The Context

First let's describe the context for our Poll App. In a real life situation I would discuss this diagram with my Product Manager to be sure we are aligned on the systems affected by the project:

System Diagram Context Diagram

This is pretty self explanatory, here our Poll App is used by both an administrator responsbile for creating the polls, and the end user that answer them. I've also included an imaginary "stats app" to show inter system relationships.

The Poll App Container

Now let's zoom in and explore which containers are necessary for our app.

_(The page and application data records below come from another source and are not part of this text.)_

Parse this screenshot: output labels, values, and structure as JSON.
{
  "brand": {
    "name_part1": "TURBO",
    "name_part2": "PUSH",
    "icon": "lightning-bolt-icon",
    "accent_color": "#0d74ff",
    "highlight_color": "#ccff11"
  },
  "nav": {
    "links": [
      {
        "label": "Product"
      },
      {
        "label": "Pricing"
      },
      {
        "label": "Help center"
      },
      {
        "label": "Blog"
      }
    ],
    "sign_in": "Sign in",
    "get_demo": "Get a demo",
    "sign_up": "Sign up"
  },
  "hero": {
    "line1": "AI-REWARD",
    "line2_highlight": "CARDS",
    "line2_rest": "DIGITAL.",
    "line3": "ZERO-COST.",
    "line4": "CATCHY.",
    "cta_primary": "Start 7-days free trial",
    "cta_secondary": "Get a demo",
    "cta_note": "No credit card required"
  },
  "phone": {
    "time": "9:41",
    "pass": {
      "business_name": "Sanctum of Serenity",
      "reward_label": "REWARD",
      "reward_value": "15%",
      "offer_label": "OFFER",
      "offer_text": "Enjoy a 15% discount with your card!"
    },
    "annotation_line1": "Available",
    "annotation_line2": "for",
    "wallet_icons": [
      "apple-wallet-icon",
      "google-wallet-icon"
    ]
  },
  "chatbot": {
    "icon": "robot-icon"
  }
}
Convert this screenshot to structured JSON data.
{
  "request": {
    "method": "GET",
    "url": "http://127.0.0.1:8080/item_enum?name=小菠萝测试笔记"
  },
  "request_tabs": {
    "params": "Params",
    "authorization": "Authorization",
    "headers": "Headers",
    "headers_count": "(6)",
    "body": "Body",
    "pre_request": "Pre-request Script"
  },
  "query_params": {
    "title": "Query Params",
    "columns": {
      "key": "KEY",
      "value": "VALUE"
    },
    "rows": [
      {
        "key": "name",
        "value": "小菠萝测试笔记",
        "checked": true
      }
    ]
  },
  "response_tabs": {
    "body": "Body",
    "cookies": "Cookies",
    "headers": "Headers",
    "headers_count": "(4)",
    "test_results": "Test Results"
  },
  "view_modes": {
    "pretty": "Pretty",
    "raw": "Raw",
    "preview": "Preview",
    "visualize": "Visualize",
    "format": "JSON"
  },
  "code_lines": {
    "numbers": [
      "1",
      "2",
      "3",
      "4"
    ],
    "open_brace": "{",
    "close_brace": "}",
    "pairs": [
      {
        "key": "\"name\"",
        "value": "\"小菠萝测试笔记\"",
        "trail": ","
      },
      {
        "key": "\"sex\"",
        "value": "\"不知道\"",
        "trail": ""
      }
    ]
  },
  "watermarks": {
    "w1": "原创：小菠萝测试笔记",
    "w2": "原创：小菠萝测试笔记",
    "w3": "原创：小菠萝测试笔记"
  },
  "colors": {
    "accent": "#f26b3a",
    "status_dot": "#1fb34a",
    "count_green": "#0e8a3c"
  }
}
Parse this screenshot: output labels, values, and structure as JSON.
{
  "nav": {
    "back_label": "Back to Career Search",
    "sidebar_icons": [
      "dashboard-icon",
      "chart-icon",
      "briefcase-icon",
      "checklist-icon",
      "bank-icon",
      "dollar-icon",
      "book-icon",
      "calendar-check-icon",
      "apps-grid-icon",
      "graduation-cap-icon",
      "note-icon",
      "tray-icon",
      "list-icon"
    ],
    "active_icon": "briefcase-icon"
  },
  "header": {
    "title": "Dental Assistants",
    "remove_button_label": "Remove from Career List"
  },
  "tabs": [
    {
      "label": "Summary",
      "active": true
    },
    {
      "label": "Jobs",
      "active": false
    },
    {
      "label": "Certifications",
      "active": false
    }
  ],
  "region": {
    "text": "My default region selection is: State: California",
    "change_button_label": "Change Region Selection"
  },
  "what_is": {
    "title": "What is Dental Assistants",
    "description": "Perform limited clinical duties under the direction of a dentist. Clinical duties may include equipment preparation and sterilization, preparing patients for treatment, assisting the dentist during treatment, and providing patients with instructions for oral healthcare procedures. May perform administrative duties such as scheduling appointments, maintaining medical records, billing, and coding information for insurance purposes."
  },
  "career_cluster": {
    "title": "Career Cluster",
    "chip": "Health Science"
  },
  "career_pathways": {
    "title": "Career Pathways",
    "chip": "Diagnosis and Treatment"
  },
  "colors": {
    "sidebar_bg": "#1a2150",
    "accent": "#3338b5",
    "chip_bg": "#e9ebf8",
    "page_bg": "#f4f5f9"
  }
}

Here we decide what kind of technologies will be necessary for our projects, and how everything will interacts.

Container Diagram Container Diagram

In this case we're using a rather classic paradigm with an API hosting the business logic and an UI handled by SPAs.

The Poll Api Components

Let'ts zoom agin, this time on the API container. In a real life scenario, depending on the complexity of the SPAs, I'd also create a component Diagram for the UI containers.

Component Diagram Component Diagram

To be honest, this one feels a bit overkill for our Poll APP, as it is a very simple use case. Usually in situation with more complex business logic to implement, I'd probably have a single CRUD component.


Thanks for reading, I hoped you found this article useful ! How do your team handle Software Architecture in an agile environment ? Let me know in the comments or on Twitter !


  1. C4 model website
  2. Archimate
  3. Archi
  4. Archi Collaboration Plugin

Did you find this article valuable?

Support Jb Rocher by becoming a sponsor. Any amount is appreciated!